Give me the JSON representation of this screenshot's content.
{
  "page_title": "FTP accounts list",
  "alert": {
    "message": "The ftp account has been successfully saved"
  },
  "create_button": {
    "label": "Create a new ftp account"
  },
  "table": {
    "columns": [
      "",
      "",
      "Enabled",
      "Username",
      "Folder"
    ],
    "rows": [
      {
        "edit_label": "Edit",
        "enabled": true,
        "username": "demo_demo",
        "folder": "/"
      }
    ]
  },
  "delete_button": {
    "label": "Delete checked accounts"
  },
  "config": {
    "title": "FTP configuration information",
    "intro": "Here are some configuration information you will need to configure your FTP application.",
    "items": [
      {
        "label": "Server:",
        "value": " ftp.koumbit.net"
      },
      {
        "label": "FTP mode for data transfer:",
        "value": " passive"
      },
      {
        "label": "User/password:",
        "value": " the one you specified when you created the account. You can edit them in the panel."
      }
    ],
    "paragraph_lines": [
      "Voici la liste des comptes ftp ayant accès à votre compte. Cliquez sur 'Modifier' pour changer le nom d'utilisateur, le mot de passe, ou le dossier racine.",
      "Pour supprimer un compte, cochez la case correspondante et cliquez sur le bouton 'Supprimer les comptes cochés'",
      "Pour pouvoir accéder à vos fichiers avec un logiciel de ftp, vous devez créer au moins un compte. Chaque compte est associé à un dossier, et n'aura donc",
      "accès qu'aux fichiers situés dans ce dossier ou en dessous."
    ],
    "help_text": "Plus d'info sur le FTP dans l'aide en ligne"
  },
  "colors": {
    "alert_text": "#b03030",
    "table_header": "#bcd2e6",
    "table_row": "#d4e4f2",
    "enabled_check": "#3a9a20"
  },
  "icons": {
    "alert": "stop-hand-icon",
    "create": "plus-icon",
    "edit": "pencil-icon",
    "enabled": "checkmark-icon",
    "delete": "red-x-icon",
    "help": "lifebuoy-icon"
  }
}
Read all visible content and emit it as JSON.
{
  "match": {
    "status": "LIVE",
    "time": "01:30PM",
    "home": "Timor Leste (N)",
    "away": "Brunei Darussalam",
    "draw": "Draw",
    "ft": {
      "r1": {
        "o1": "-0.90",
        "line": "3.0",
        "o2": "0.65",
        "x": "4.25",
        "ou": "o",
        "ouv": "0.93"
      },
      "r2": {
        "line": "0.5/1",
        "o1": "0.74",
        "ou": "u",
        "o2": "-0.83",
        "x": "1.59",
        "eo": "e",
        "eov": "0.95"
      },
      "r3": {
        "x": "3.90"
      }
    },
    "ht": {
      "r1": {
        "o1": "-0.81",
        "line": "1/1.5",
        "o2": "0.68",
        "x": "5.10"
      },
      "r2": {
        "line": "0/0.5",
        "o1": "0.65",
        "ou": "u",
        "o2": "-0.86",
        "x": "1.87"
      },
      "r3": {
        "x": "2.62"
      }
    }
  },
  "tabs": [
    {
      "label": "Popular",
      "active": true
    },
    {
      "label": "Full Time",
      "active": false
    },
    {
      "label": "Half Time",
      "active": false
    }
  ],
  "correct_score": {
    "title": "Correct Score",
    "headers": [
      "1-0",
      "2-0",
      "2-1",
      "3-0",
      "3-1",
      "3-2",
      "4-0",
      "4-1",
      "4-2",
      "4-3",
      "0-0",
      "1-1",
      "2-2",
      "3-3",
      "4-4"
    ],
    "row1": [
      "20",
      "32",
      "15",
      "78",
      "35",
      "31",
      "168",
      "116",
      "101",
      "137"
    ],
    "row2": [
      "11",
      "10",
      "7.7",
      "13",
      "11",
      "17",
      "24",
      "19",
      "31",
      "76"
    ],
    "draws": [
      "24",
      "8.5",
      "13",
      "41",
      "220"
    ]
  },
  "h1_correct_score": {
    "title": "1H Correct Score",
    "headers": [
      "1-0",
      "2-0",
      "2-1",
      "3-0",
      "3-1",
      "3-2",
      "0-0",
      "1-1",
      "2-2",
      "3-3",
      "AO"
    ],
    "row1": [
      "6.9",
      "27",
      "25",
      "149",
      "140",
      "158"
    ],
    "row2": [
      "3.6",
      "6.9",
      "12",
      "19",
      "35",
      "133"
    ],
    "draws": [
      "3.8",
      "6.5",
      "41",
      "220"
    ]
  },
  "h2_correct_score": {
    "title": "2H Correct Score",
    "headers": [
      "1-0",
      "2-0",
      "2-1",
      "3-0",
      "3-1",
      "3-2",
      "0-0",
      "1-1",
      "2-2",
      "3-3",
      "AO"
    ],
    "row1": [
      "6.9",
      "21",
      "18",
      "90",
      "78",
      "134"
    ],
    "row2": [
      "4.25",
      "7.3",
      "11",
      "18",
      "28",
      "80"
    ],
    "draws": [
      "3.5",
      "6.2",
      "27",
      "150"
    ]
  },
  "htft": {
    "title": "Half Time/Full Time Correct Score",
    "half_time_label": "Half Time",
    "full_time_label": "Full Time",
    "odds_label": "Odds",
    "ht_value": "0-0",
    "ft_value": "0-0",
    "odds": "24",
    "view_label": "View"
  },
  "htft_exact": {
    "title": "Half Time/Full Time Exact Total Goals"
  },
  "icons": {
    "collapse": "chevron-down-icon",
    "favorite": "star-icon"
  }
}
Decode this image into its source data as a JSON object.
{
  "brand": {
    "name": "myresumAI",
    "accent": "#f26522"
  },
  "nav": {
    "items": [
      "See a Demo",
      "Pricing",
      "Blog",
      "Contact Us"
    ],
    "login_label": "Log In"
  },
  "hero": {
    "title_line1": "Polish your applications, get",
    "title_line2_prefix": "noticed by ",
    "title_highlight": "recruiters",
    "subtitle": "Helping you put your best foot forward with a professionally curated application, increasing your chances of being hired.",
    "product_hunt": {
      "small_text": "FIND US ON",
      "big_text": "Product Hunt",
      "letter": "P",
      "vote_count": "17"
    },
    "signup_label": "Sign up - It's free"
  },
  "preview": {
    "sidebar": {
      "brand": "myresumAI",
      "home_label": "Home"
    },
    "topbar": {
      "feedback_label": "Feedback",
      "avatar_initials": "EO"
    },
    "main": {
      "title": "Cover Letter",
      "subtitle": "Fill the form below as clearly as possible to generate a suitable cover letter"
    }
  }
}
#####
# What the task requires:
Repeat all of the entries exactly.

# Output:
Give me the JSON representation of this screenshot's content.
{
  "page_title": "FTP accounts list",
  "alert": {
    "message": "The ftp account has been successfully saved"
  },
  "create_button": {
    "label": "Create a new ftp account"
  },
  "table": {
    "columns": [
      "",
      "",
      "Enabled",
      "Username",
      "Folder"
    ],
    "rows": [
      {
        "edit_label": "Edit",
        "enabled": true,
        "username": "demo_demo",
        "folder": "/"
      }
    ]
  },
  "delete_button": {
    "label": "Delete checked accounts"
  },
  "config": {
    "title": "FTP configuration information",
    "intro": "Here are some configuration information you will need to configure your FTP application.",
    "items": [
      {
        "label": "Server:",
        "value": " ftp.koumbit.net"
      },
      {
        "label": "FTP mode for data transfer:",
        "value": " passive"
      },
      {
        "label": "User/password:",
        "value": " the one you specified when you created the account. You can edit them in the panel."
      }
    ],
    "paragraph_lines": [
      "Voici la liste des comptes ftp ayant accès à votre compte. Cliquez sur 'Modifier' pour changer le nom d'utilisateur, le mot de passe, ou le dossier racine.",
      "Pour supprimer un compte, cochez la case correspondante et cliquez sur le bouton 'Supprimer les comptes cochés'",
      "Pour pouvoir accéder à vos fichiers avec un logiciel de ftp, vous devez créer au moins un compte. Chaque compte est associé à un dossier, et n'aura donc",
      "accès qu'aux fichiers situés dans ce dossier ou en dessous."
    ],
    "help_text": "Plus d'info sur le FTP dans l'aide en ligne"
  },
  "colors": {
    "alert_text": "#b03030",
    "table_header": "#bcd2e6",
    "table_row": "#d4e4f2",
    "enabled_check": "#3a9a20"
  },
  "icons": {
    "alert": "stop-hand-icon",
    "create": "plus-icon",
    "edit": "pencil-icon",
    "enabled": "checkmark-icon",
    "delete": "red-x-icon",
    "help": "lifebuoy-icon"
  }
}
Read all visible content and emit it as JSON.
{
  "match": {
    "status": "LIVE",
    "time": "01:30PM",
    "home": "Timor Leste (N)",
    "away": "Brunei Darussalam",
    "draw": "Draw",
    "ft": {
      "r1": {
        "o1": "-0.90",
        "line": "3.0",
        "o2": "0.65",
        "x": "4.25",
        "ou": "o",
        "ouv": "0.93"
      },
      "r2": {
        "line": "0.5/1",
        "o1": "0.74",
        "ou": "u",
        "o2": "-0.83",
        "x": "1.59",
        "eo": "e",
        "eov": "0.95"
      },
      "r3": {
        "x": "3.90"
      }
    },
    "ht": {
      "r1": {
        "o1": "-0.81",
        "line": "1/1.5",
        "o2": "0.68",
        "x": "5.10"
      },
      "r2": {
        "line": "0/0.5",
        "o1": "0.65",
        "ou": "u",
        "o2": "-0.86",
        "x": "1.87"
      },
      "r3": {
        "x": "2.62"
      }
    }
  },
  "tabs": [
    {
      "label": "Popular",
      "active": true
    },
    {
      "label": "Full Time",
      "active": false
    },
    {
      "label": "Half Time",
      "active": false
    }
  ],
  "correct_score": {
    "title": "Correct Score",
    "headers": [
      "1-0",
      "2-0",
      "2-1",
      "3-0",
      "3-1",
      "3-2",
      "4-0",
      "4-1",
      "4-2",
      "4-3",
      "0-0",
      "1-1",
      "2-2",
      "3-3",
      "4-4"
    ],
    "row1": [
      "20",
      "32",
      "15",
      "78",
      "35",
      "31",
      "168",
      "116",
      "101",
      "137"
    ],
    "row2": [
      "11",
      "10",
      "7.7",
      "13",
      "11",
      "17",
      "24",
      "19",
      "31",
      "76"
    ],
    "draws": [
      "24",
      "8.5",
      "13",
      "41",
      "220"
    ]
  },
  "h1_correct_score": {
    "title": "1H Correct Score",
    "headers": [
      "1-0",
      "2-0",
      "2-1",
      "3-0",
      "3-1",
      "3-2",
      "0-0",
      "1-1",
      "2-2",
      "3-3",
      "AO"
    ],
    "row1": [
      "6.9",
      "27",
      "25",
      "149",
      "140",
      "158"
    ],
    "row2": [
      "3.6",
      "6.9",
      "12",
      "19",
      "35",
      "133"
    ],
    "draws": [
      "3.8",
      "6.5",
      "41",
      "220"
    ]
  },
  "h2_correct_score": {
    "title": "2H Correct Score",
    "headers": [
      "1-0",
      "2-0",
      "2-1",
      "3-0",
      "3-1",
      "3-2",
      "0-0",
      "1-1",
      "2-2",
      "3-3",
      "AO"
    ],
    "row1": [
      "6.9",
      "21",
      "18",
      "90",
      "78",
      "134"
    ],
    "row2": [
      "4.25",
      "7.3",
      "11",
      "18",
      "28",
      "80"
    ],
    "draws": [
      "3.5",
      "6.2",
      "27",
      "150"
    ]
  },
  "htft": {
    "title": "Half Time/Full Time Correct Score",
    "half_time_label": "Half Time",
    "full_time_label": "Full Time",
    "odds_label": "Odds",
    "ht_value": "0-0",
    "ft_value": "0-0",
    "odds": "24",
    "view_label": "View"
  },
  "htft_exact": {
    "title": "Half Time/Full Time Exact Total Goals"
  },
  "icons": {
    "collapse": "chevron-down-icon",
    "favorite": "star-icon"
  }
}
Decode this image into its source data as a JSON object.
{
  "brand": {
    "name": "myresumAI",
    "accent": "#f26522"
  },
  "nav": {
    "items": [
      "See a Demo",
      "Pricing",
      "Blog",
      "Contact Us"
    ],
    "login_label": "Log In"
  },
  "hero": {
    "title_line1": "Polish your applications, get",
    "title_line2_prefix": "noticed by ",
    "title_highlight": "recruiters",
    "subtitle": "Helping you put your best foot forward with a professionally curated application, increasing your chances of being hired.",
    "product_hunt": {
      "small_text": "FIND US ON",
      "big_text": "Product Hunt",
      "letter": "P",
      "vote_count": "17"
    },
    "signup_label": "Sign up - It's free"
  },
  "preview": {
    "sidebar": {
      "brand": "myresumAI",
      "home_label": "Home"
    },
    "topbar": {
      "feedback_label": "Feedback",
      "avatar_initials": "EO"
    },
    "main": {
      "title": "Cover Letter",
      "subtitle": "Fill the form below as clearly as possible to generate a suitable cover letter"
    }
  }
}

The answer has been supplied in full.